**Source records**
::::

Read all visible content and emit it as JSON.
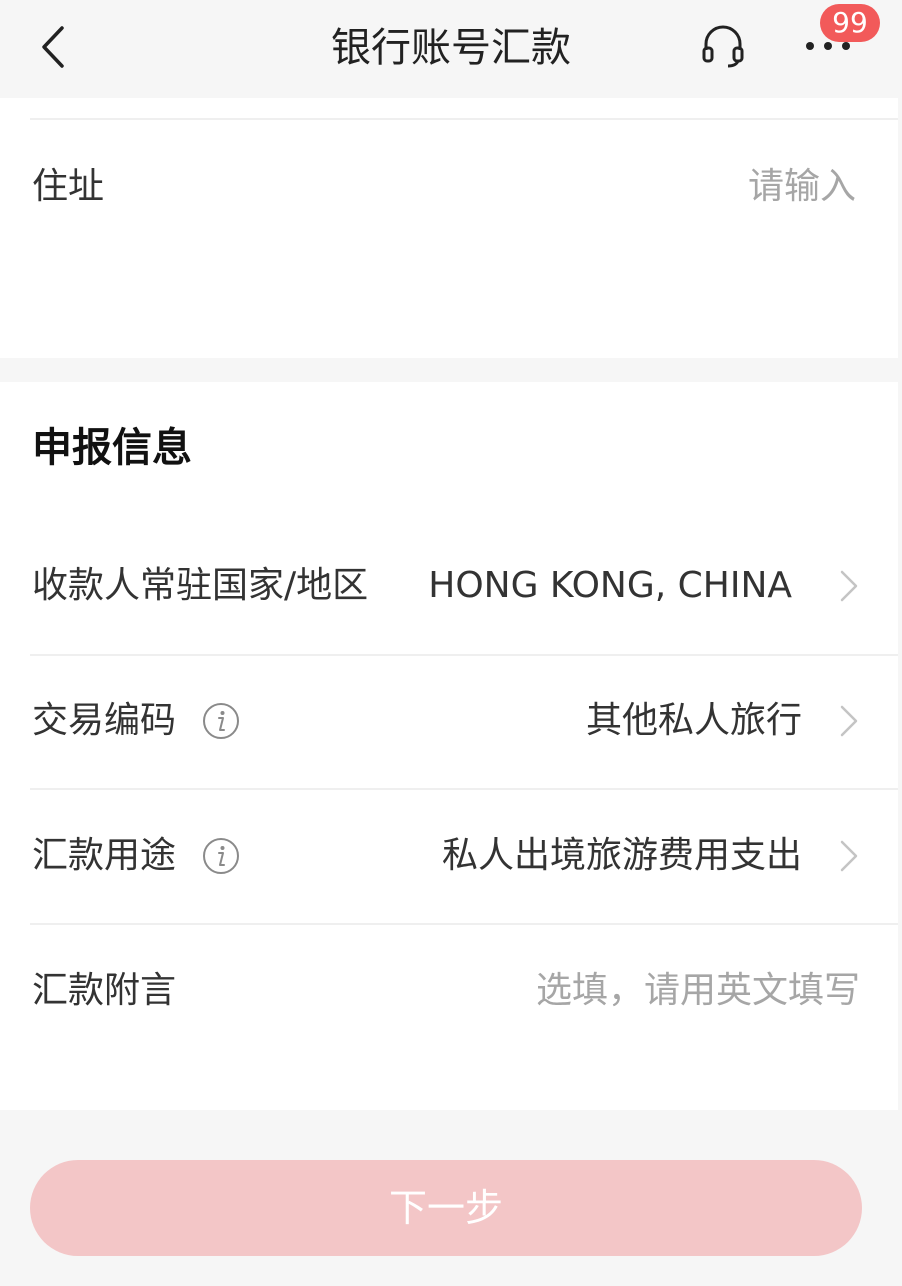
{
  "nav": {
    "title": "银行账号汇款",
    "back_icon": "chevron-left-icon",
    "service_icon": "headset-icon",
    "more_icon": "more-dots-icon",
    "badge_count": "99"
  },
  "address": {
    "label": "住址",
    "placeholder": "请输入"
  },
  "declaration": {
    "title": "申报信息",
    "rows": [
      {
        "label": "收款人常驻国家/地区",
        "value": "HONG KONG, CHINA"
      },
      {
        "label": "交易编码",
        "value": "其他私人旅行",
        "info_icon": "info-icon"
      },
      {
        "label": "汇款用途",
        "value": "私人出境旅游费用支出",
        "info_icon": "info-icon"
      }
    ],
    "remark": {
      "label": "汇款附言",
      "placeholder": "选填，请用英文填写"
    }
  },
  "actions": {
    "next_label": "下一步"
  },
  "colors": {
    "button_disabled": "#f3c6c7",
    "badge": "#f25a5a",
    "placeholder": "#a6a6a6",
    "background": "#f6f6f6"
  }
}
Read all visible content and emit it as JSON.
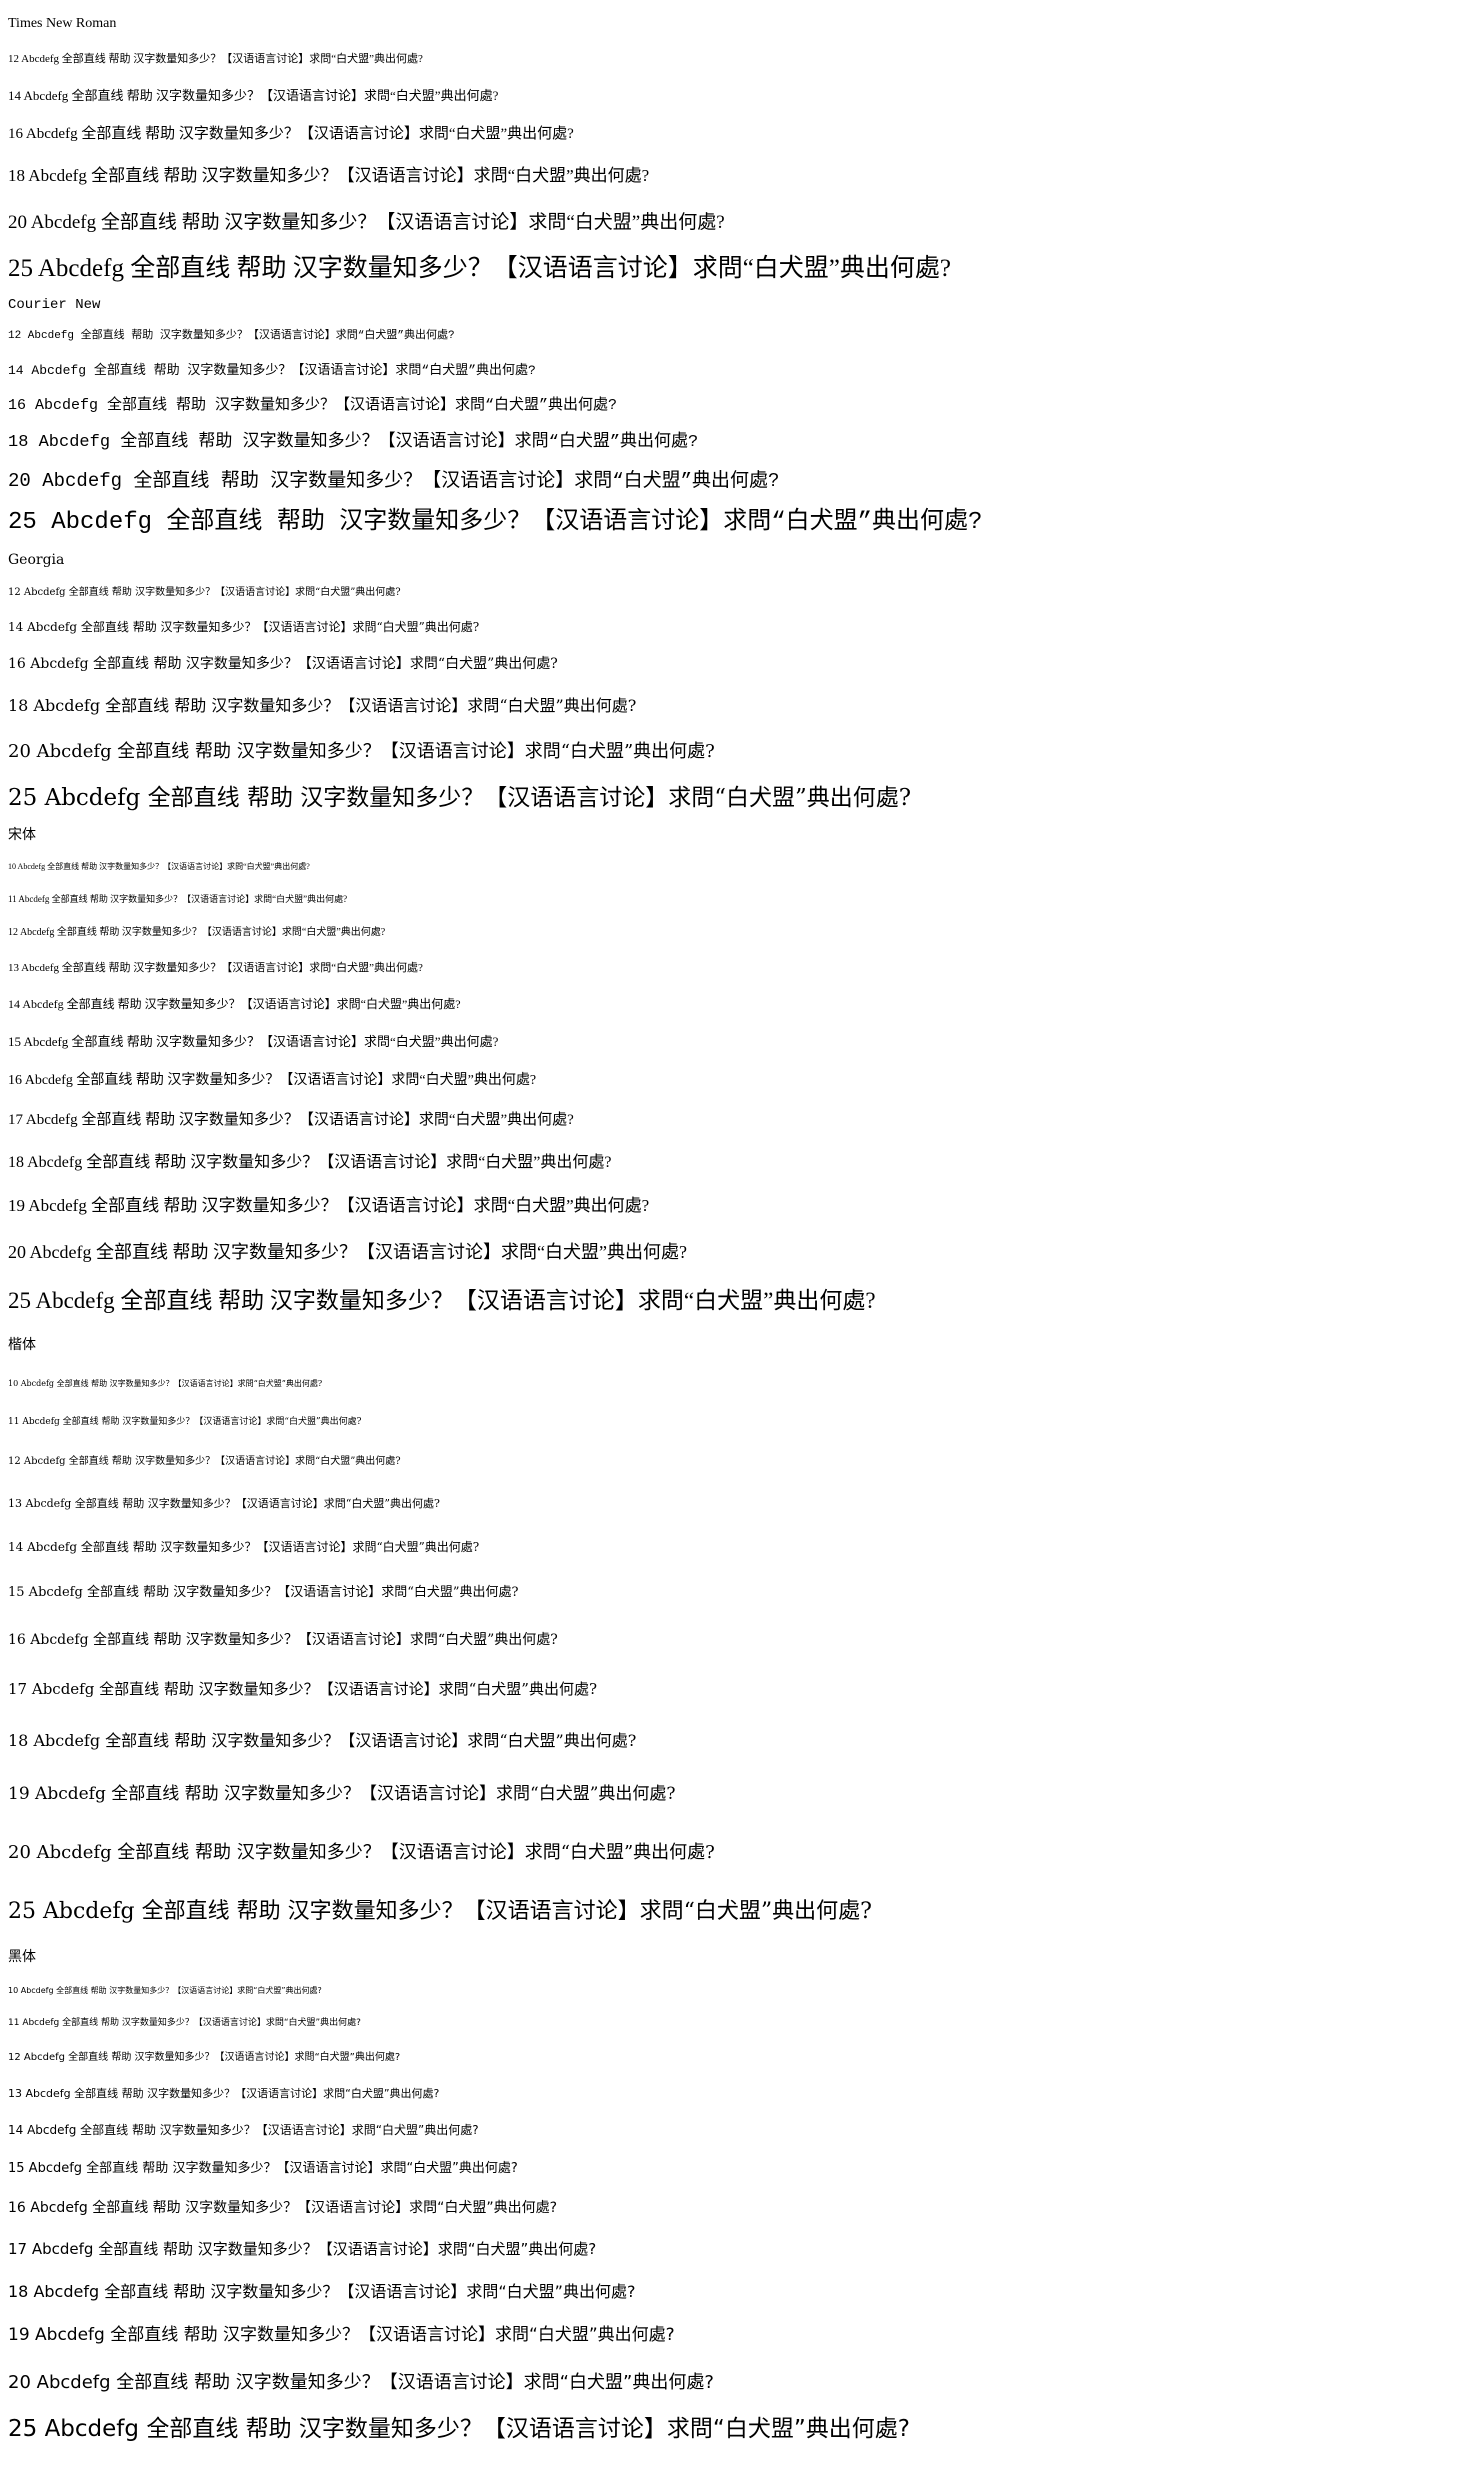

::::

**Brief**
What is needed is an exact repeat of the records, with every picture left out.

**Task response**
Read all visible content and emit it as JSON.
{
  "nav": {
    "title": "银行账号汇款",
    "back_icon": "chevron-left-icon",
    "service_icon": "headset-icon",
    "more_icon": "more-dots-icon",
    "badge_count": "99"
  },
  "address": {
    "label": "住址",
    "placeholder": "请输入"
  },
  "declaration": {
    "title": "申报信息",
    "rows": [
      {
        "label": "收款人常驻国家/地区",
        "value": "HONG KONG, CHINA"
      },
      {
        "label": "交易编码",
        "value": "其他私人旅行",
        "info_icon": "info-icon"
      },
      {
        "label": "汇款用途",
        "value": "私人出境旅游费用支出",
        "info_icon": "info-icon"
      }
    ],
    "remark": {
      "label": "汇款附言",
      "placeholder": "选填，请用英文填写"
    }
  },
  "actions": {
    "next_label": "下一步"
  },
  "colors": {
    "button_disabled": "#f3c6c7",
    "badge": "#f25a5a",
    "placeholder": "#a6a6a6",
    "background": "#f6f6f6"
  }
}
Read all visible content and emit it as JSON.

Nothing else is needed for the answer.